“It’s still euphoric,” Warriors coach Steve Kerr said. “But three years ago was, ‘I can’t believe this happened,’ and now it’s, ‘I can definitely believe this happened.'”
That may sound arrogant, but that’s exactly the overwhelming sentiment the Warriors inspire. They’re supposed to win and they’re supposed to do it in a way which makes you feel helpless.
Golden State have cracked, if not completely broken our psyche. We’re annoyed by how easy they make it look. Which is why after the Finals ended, the focus immediately turned to LeBron James‘ future. That’s expected considering he’s the best player in the world and the face of the NBA, but part of the reason we’re so invested in what LeBron decides to do this summer is because we’re desperate for someone to end the Warriors’ reign. And if James can’t do it with a handpicked situation, who can?
Well, the Houston Rockets nearly did in the Western Conference Finals. They were one win away from eliminating Golden State and up double digits in Game 6 and 7, only to falter.
This may be the last time we have this loathing attitude towards the Warriors for how hopeless they’ve made us all feel, although it’s not out of the question this keeps going for another few years, especially if Golden State want it to.
For now though, if you don’t want to celebrate this team for what they’ve achieved because it feels unjust or unfair, then at least recognise they can make you feel that way despite doing it all within the confines of the rules.

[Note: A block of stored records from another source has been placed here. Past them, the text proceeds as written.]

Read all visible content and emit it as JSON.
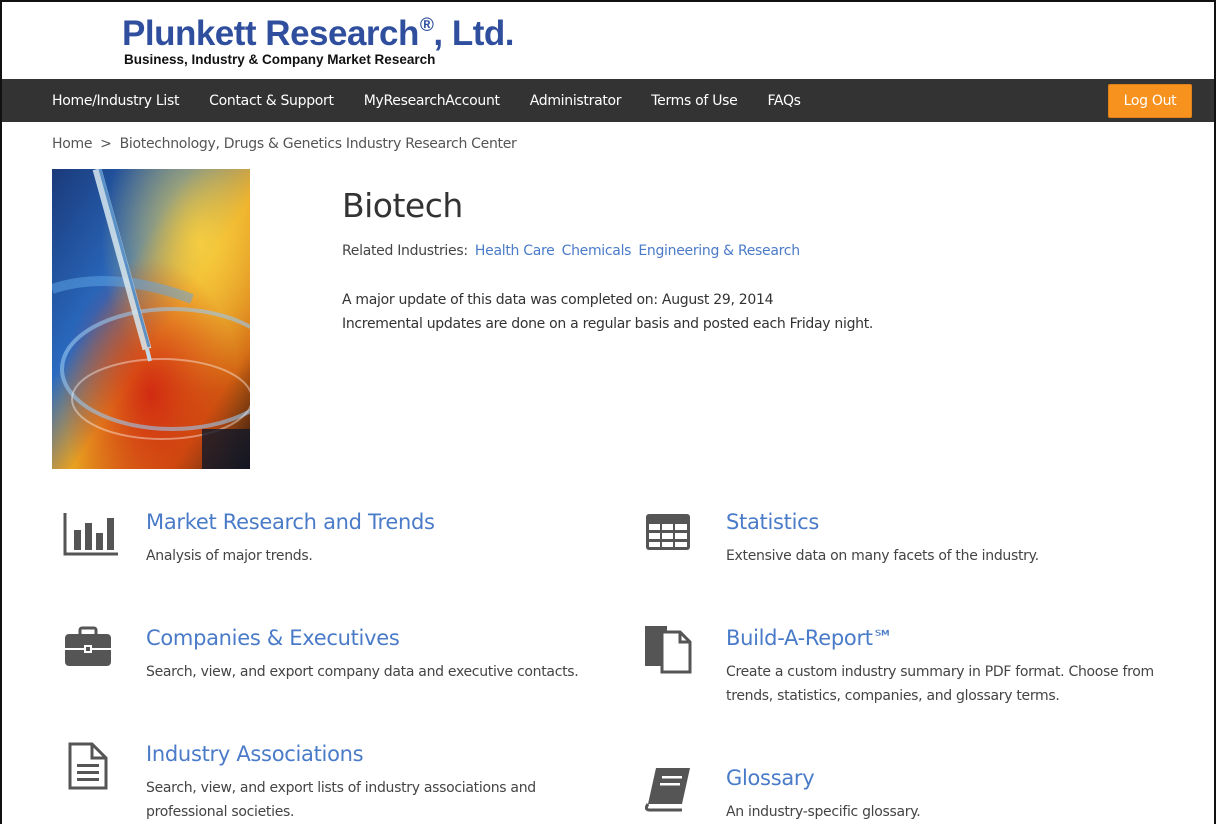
{
  "logo": {
    "title": "Plunkett Research",
    "registered": "®",
    "suffix": ", Ltd.",
    "subtitle": "Business, Industry & Company Market Research"
  },
  "nav": {
    "items": [
      "Home/Industry List",
      "Contact & Support",
      "MyResearchAccount",
      "Administrator",
      "Terms of Use",
      "FAQs"
    ],
    "logout": "Log Out"
  },
  "breadcrumb": {
    "home": "Home",
    "separator": ">",
    "current": "Biotechnology, Drugs & Genetics Industry Research Center"
  },
  "page": {
    "title": "Biotech",
    "related_label": "Related Industries:",
    "related": [
      "Health Care",
      "Chemicals",
      "Engineering & Research"
    ],
    "update_line1": "A major update of this data was completed on: August 29, 2014",
    "update_line2": "Incremental updates are done on a regular basis and posted each Friday night."
  },
  "features": [
    {
      "icon": "bar-chart-icon",
      "title": "Market Research and Trends",
      "desc": "Analysis of major trends."
    },
    {
      "icon": "table-grid-icon",
      "title": "Statistics",
      "desc": "Extensive data on many facets of the industry."
    },
    {
      "icon": "briefcase-icon",
      "title": "Companies & Executives",
      "desc": "Search, view, and export company data and executive contacts."
    },
    {
      "icon": "report-pages-icon",
      "title": "Build-A-Report℠",
      "desc": "Create a custom industry summary in PDF format. Choose from trends, statistics, companies, and glossary terms."
    },
    {
      "icon": "document-icon",
      "title": "Industry Associations",
      "desc": "Search, view, and export lists of industry associations and professional societies."
    },
    {
      "icon": "book-icon",
      "title": "Glossary",
      "desc": "An industry-specific glossary."
    }
  ],
  "colors": {
    "nav_bg": "#333333",
    "logout_bg": "#f7921e",
    "link": "#4a7bc8",
    "logo": "#2f4f9e"
  }
}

The Warriors haven’t’ just beaten the rest of the NBA, they’ve defied our construct of competition.